• [Interface dataset entries]:
———

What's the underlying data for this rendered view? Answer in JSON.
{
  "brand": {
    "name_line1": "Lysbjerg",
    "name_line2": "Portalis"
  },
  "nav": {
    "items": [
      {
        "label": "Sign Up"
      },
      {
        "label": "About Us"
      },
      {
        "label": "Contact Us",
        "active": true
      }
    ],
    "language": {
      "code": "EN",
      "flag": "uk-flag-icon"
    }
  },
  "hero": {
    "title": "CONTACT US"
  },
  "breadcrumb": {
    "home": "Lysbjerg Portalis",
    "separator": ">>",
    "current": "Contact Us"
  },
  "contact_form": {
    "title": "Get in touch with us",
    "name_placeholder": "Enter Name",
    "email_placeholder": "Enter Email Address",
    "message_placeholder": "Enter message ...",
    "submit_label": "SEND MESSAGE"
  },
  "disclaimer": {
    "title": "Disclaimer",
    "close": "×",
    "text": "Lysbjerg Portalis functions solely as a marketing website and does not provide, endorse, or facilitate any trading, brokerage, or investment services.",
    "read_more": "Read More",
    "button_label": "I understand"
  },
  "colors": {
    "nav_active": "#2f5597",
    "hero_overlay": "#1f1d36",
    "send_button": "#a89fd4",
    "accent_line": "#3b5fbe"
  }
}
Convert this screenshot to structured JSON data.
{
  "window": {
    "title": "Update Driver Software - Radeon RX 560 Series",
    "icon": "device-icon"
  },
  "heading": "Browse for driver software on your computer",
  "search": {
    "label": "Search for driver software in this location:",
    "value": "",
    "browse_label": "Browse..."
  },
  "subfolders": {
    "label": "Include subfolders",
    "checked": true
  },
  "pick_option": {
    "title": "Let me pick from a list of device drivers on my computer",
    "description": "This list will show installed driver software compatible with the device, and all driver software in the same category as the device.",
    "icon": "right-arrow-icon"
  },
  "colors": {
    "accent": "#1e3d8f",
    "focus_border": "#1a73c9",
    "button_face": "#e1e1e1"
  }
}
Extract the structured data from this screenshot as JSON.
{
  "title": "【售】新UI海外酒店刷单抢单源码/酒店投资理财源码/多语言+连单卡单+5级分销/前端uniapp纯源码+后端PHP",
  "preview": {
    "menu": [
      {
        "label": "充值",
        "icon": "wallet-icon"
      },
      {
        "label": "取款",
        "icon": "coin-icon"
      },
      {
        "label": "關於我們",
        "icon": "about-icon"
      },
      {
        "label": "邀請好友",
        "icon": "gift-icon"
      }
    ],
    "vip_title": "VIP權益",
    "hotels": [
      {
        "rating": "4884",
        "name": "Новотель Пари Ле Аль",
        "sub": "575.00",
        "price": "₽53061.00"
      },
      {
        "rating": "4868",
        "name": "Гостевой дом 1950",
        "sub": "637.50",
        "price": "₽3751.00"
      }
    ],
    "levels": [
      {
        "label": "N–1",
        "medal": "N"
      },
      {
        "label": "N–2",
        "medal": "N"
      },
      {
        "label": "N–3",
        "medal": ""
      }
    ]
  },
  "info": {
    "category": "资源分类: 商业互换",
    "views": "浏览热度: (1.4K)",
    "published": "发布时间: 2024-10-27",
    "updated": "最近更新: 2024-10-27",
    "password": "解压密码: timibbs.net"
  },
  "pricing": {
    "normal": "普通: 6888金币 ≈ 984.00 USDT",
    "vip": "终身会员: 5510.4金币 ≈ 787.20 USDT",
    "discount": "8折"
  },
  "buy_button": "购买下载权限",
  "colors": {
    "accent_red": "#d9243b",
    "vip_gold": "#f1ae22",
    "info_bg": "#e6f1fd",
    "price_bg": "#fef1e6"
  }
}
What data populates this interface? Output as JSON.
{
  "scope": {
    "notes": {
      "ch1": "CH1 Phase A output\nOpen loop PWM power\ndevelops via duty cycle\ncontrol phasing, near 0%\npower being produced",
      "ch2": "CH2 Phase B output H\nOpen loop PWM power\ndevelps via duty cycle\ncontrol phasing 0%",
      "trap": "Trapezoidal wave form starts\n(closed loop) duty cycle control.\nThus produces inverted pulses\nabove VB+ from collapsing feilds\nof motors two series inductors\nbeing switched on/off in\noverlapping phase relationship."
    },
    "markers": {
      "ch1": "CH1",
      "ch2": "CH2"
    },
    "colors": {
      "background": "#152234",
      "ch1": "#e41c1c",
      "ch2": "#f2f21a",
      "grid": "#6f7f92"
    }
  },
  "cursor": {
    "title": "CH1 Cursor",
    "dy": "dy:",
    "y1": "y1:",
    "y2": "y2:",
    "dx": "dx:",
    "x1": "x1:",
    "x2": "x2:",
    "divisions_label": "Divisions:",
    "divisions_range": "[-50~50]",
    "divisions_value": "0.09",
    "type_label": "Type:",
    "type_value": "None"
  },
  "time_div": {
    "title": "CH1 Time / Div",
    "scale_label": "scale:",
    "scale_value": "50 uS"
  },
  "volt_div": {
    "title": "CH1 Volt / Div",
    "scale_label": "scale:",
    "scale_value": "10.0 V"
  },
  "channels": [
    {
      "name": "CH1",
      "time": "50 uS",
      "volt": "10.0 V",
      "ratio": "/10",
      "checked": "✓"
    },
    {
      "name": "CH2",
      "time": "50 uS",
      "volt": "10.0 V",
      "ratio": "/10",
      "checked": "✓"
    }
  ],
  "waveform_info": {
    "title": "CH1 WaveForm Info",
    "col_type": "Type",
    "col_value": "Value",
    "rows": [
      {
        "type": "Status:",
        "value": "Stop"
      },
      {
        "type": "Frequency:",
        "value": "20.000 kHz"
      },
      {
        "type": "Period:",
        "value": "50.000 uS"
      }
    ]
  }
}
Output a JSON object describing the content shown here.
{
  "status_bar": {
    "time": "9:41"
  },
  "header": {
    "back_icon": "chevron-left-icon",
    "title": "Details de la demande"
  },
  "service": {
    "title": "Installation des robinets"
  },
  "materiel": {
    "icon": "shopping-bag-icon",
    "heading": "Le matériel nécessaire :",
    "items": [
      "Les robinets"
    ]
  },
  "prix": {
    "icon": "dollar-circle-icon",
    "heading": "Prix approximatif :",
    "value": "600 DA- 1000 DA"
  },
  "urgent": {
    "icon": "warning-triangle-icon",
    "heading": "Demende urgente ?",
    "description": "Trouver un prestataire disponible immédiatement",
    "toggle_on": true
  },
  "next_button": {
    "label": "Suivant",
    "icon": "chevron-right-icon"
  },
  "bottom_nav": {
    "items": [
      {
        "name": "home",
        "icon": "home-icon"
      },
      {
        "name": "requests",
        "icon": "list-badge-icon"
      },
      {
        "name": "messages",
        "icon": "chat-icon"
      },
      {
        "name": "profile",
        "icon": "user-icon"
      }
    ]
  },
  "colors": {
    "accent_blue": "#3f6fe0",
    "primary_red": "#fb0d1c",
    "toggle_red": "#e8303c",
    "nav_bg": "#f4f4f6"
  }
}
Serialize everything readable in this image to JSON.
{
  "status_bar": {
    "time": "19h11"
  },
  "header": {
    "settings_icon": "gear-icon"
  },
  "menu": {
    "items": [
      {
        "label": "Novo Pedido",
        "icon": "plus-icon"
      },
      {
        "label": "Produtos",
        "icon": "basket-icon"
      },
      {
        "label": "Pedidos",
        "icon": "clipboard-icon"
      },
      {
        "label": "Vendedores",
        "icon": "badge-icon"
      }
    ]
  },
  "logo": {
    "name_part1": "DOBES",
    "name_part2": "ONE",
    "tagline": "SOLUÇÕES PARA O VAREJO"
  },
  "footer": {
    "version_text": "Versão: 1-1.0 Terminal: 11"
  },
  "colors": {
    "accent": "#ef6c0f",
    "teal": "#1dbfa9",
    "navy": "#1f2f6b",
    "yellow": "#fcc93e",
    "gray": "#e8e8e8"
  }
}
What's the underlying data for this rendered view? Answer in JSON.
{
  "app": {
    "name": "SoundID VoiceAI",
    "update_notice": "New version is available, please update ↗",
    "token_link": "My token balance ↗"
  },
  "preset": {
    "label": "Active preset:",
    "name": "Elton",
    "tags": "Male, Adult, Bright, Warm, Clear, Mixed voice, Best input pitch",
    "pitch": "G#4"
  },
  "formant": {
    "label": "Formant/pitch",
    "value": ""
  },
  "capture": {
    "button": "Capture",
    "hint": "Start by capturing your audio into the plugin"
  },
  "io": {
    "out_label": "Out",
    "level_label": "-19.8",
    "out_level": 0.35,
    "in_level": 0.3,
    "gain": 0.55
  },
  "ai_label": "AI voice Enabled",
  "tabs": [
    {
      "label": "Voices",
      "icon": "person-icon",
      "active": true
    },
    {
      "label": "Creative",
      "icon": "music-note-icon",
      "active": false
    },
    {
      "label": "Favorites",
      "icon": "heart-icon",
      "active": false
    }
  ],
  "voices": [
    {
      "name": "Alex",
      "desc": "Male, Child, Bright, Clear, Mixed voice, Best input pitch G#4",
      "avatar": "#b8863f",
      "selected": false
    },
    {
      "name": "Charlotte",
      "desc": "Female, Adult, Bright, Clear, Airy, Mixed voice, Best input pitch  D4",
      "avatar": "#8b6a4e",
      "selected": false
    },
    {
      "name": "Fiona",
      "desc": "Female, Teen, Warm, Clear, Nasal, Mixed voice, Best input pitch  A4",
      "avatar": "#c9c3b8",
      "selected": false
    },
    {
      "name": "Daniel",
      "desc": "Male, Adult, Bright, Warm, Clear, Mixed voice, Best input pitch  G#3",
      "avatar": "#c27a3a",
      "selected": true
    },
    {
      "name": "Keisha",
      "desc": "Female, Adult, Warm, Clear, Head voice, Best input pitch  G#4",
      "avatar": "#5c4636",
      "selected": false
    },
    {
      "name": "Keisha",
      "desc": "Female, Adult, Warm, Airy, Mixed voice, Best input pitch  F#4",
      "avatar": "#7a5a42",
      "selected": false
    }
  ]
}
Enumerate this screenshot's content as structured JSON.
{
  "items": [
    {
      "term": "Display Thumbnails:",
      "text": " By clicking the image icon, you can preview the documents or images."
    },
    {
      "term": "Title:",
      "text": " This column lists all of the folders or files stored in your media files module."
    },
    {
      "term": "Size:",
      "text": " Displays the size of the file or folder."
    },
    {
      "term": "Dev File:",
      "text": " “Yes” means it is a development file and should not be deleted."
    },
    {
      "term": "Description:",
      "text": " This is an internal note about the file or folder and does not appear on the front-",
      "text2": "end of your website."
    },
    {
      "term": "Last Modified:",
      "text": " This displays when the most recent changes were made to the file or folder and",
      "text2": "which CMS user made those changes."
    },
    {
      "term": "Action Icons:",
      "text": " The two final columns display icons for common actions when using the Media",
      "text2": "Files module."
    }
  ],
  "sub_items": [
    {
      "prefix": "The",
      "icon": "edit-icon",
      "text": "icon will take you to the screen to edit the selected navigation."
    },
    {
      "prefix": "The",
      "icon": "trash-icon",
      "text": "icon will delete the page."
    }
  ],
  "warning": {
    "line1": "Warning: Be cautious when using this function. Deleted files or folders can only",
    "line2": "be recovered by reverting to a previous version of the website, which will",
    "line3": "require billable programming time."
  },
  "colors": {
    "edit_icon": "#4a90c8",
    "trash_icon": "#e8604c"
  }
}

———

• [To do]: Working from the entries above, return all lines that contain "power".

• [Answer section]:
      "ch1": "CH1 Phase A output\nOpen loop PWM power\ndevelops via duty cycle\ncontrol phasing, near 0%\npower being produced",
      "ch2": "CH2 Phase B output H\nOpen loop PWM power\ndevelps via duty cycle\ncontrol phasing 0%",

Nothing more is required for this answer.